But in 10 years, both of these trips will pale in significance compared to the long-brewing failure of Obama’s 2009 visit to Egypt. This is the biggest foreign folly a US president has committed since President George HW Bush went to Ukraine and warned its parliament not to break up the Soviet Union.

In 2009, Obama’s emphasis was on apologising for the United States, in the false hope that by proclaiming everyone’s moral equivalence, the Middle East’s intractable problems could be resolved. That left him unwilling to support protests against the US’s declared enemies, such as Iran. Obama was, though, all too willing to back revolutions against autocrats in Tunisia, Libya, and Egypt.

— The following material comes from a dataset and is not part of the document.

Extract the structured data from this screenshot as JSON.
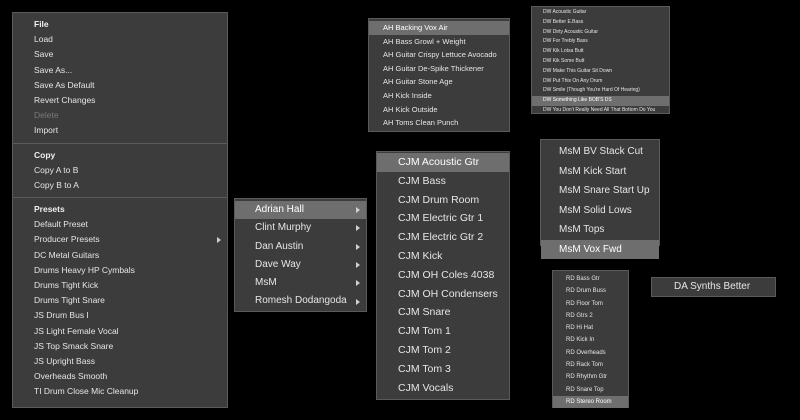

We shouldn’t ignore the ugliness of the Mubarak security state. But foreign policy often offers a choice only between a greater and a lesser evil. And the result of Obama’s policy has been to put the US in the position of trying to prove our good faith by supporting the rule of the Muslim Brotherhood in Egypt.

That is a fool’s errand if ever there was one. Unsurprisingly, after the 
latest coup, we’re now plumbing 
new depths of unpopularity in Egypt.

No one now trusts the US – certainly not the Brotherhood, which was born to hate us, but also not the Army, and not the tiny band of genuine Egyptian liberals either.

It’s a long way from the “New Beginning” that Obama touted in 2009. Time and again, Obama has travelled abroad, only to see the hope he raises dashed by the consequences of his own actions.

He’s not going to get rid of nuclear weapons, win the goodwill of the Brotherhood, or electrify Africa. Obama’s travels always bring promises, but unwise promises are the mark of a feckless foreign policy.